(Stored entries)
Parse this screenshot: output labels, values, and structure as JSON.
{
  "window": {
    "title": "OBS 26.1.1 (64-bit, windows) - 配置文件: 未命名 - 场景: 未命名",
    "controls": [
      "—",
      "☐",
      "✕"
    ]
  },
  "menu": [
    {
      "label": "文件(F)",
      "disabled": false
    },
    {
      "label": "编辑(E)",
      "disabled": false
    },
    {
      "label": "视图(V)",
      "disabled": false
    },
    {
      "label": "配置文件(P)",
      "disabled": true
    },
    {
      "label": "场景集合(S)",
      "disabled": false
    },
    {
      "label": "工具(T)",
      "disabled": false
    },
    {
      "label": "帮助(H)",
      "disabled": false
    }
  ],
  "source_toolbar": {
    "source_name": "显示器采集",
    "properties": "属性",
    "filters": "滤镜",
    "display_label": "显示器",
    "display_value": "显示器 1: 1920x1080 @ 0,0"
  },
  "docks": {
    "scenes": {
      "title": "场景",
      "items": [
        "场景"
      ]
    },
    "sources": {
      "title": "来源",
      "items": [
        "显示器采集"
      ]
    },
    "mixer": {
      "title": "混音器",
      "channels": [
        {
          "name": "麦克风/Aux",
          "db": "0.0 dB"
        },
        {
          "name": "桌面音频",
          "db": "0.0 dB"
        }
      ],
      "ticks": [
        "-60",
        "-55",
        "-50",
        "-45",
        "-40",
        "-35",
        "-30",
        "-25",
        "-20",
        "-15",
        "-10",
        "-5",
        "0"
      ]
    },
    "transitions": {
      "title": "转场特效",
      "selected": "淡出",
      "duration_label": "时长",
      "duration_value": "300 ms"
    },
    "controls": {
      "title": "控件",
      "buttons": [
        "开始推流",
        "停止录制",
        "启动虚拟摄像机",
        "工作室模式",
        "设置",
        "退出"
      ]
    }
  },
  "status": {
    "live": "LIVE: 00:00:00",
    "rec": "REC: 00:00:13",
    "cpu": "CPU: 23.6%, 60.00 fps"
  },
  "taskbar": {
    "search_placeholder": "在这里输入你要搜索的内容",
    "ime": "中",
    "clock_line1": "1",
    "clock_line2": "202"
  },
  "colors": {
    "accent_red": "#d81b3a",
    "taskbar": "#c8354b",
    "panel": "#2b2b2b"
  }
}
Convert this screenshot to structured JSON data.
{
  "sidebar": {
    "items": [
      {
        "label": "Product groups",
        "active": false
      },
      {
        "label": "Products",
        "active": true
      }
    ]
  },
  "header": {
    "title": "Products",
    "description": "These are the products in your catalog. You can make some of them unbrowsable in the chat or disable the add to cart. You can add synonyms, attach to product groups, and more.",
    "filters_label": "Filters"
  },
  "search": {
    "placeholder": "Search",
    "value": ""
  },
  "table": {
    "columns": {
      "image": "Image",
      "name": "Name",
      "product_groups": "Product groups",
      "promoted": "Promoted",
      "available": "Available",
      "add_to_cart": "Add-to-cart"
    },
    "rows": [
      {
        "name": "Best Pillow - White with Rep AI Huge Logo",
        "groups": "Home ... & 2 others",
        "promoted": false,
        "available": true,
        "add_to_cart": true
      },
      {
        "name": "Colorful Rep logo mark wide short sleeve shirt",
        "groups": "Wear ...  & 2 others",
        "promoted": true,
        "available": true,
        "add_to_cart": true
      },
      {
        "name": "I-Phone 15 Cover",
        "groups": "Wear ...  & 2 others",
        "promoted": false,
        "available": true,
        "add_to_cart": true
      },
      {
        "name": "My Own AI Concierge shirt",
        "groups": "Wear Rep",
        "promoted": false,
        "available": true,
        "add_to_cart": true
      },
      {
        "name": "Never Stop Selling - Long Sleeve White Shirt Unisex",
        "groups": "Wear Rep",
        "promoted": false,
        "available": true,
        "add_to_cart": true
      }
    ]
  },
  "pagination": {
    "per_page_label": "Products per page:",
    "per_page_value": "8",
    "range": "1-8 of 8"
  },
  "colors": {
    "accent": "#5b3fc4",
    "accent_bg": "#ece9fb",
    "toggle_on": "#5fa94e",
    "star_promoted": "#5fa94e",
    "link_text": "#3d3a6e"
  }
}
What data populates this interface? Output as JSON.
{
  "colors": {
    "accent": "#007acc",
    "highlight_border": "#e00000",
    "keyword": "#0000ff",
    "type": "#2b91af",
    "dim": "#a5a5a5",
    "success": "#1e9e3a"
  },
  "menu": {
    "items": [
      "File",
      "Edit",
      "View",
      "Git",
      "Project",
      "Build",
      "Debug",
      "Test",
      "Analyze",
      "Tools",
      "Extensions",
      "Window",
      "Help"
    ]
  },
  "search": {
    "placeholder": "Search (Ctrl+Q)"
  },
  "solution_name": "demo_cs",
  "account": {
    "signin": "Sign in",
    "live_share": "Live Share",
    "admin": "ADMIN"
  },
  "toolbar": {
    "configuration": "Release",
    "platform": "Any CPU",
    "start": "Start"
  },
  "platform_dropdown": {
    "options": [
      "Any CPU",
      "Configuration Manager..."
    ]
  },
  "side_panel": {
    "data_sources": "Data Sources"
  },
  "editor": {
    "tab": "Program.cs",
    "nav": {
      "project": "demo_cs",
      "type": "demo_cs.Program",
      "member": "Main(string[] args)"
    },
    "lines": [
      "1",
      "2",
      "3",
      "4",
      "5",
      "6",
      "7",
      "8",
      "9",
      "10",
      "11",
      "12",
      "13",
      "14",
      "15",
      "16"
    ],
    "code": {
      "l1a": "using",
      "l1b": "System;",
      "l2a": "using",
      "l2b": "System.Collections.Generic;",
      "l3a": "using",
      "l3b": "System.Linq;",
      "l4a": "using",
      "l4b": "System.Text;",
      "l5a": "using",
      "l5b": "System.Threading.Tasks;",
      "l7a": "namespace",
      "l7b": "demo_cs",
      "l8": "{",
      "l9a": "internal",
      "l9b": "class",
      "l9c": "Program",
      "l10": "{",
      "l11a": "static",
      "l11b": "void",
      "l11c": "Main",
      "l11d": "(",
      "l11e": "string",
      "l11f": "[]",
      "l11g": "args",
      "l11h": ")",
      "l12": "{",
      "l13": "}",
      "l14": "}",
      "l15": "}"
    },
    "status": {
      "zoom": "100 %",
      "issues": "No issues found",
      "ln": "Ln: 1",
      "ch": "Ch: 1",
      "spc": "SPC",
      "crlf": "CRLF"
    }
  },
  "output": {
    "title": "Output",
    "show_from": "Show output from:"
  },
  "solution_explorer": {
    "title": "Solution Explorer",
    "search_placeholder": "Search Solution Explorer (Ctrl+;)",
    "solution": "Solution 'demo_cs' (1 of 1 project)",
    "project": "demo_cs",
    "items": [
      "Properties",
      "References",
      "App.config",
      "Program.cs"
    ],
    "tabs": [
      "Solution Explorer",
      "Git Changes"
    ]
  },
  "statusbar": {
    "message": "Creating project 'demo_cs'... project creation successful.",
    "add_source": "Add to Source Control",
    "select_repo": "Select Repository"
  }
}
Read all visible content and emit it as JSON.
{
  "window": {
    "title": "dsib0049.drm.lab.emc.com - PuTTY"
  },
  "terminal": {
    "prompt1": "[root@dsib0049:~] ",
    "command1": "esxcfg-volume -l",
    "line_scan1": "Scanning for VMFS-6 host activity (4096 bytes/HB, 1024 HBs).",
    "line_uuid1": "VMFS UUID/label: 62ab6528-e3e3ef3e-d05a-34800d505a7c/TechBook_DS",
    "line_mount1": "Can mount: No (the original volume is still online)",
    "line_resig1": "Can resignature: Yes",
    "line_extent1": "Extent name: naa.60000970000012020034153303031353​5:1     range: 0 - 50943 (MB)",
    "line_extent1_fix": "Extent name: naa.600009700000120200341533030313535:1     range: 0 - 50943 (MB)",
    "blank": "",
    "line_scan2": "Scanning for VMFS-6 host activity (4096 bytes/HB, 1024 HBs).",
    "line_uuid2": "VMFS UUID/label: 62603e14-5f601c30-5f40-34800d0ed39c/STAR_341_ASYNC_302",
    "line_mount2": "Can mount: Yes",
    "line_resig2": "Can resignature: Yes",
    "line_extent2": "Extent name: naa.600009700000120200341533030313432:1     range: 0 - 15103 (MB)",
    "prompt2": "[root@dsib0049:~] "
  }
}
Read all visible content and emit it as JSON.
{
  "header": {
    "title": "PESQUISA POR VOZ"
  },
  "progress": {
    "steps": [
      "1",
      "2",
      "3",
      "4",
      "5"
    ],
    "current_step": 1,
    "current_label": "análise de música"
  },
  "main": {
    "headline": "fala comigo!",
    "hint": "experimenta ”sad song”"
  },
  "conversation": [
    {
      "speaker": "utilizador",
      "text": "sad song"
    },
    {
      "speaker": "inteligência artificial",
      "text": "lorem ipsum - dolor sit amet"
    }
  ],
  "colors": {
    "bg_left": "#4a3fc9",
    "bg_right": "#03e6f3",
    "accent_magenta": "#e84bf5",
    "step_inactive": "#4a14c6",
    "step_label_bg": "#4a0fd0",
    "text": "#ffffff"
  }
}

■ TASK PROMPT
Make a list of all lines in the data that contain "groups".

■ TASK ANSWER
        "label": "Product groups",
    "description": "These are the products in your catalog. You can make some of them unbrowsable in the chat or disable the add to cart. You can add synonyms, attach to product groups, and more.",
      "product_groups": "Product groups",
        "groups": "Home ... & 2 others",
        "groups": "Wear ...  & 2 others",
        "groups": "Wear ...  & 2 others",
        "groups": "Wear Rep",
        "groups": "Wear Rep",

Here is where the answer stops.